> _DATA SUPPLIED_
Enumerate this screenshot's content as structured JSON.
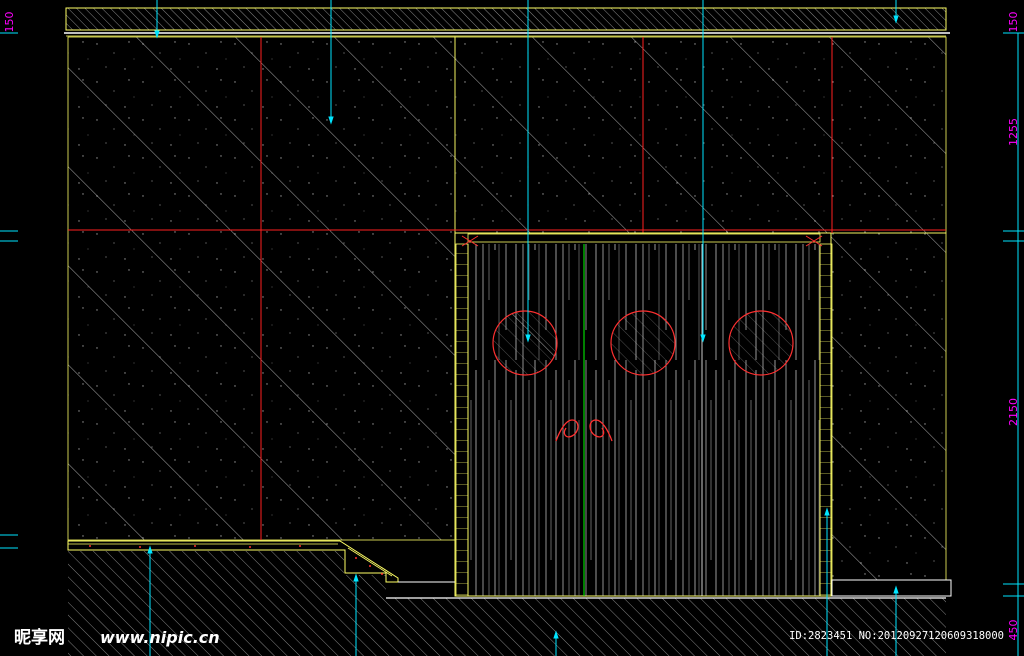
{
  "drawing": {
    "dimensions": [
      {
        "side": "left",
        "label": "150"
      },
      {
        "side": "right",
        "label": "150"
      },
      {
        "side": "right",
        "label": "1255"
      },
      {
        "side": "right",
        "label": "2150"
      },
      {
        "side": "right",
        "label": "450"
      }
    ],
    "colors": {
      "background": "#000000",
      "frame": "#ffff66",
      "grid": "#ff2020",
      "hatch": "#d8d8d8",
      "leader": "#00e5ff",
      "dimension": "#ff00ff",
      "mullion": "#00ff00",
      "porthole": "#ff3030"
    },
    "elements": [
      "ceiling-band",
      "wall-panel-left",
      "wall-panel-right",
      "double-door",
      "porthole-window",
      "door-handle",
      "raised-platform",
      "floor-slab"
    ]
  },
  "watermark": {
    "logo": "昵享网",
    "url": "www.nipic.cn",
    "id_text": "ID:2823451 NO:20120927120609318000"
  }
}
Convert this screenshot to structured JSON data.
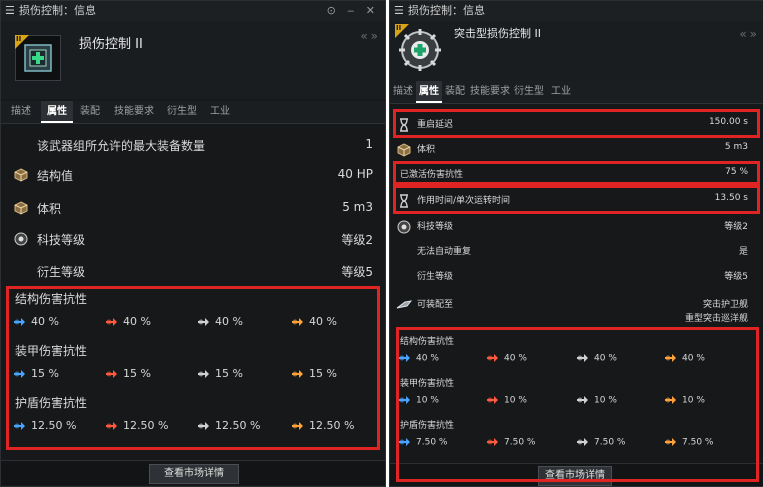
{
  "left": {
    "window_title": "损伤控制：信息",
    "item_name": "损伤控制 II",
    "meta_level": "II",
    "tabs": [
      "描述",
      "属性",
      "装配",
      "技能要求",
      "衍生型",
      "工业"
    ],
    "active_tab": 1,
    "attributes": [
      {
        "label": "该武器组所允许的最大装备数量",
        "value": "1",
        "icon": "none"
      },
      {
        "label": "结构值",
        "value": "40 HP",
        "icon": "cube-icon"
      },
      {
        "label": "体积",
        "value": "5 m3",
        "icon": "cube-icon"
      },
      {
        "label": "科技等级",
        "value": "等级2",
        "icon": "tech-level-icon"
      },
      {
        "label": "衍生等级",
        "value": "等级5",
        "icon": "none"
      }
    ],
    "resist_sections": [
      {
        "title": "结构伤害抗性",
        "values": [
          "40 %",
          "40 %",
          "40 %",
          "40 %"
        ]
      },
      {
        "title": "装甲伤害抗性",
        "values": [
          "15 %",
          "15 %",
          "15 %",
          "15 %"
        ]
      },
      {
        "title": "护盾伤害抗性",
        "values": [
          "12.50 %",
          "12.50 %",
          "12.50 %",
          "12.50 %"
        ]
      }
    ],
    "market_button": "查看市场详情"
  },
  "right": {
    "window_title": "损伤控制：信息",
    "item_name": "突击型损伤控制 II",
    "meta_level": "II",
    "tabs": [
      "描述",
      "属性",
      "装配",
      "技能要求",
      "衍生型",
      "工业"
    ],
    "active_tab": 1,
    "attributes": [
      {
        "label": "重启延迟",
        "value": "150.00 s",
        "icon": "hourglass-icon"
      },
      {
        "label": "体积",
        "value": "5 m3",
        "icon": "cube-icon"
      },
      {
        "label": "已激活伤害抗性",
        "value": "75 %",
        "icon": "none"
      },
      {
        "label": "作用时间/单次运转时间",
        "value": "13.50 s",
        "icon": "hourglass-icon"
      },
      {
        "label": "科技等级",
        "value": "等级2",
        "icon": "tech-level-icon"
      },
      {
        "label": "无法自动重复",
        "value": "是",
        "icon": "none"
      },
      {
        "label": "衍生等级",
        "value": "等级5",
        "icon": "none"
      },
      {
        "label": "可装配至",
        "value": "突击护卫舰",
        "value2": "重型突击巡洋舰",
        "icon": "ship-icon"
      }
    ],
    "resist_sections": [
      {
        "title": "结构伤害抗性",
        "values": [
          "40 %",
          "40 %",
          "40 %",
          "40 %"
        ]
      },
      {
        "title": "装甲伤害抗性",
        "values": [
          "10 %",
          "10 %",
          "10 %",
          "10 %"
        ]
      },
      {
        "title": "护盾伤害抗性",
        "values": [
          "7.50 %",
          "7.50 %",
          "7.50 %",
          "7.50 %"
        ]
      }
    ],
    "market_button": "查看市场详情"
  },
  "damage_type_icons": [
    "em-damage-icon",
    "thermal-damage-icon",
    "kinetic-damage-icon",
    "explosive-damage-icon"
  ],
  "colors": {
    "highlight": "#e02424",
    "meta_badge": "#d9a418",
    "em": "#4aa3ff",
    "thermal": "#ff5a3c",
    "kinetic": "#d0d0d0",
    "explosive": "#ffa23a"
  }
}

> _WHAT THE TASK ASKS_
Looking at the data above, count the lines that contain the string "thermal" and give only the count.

> _EXERCISE ANSWER_
2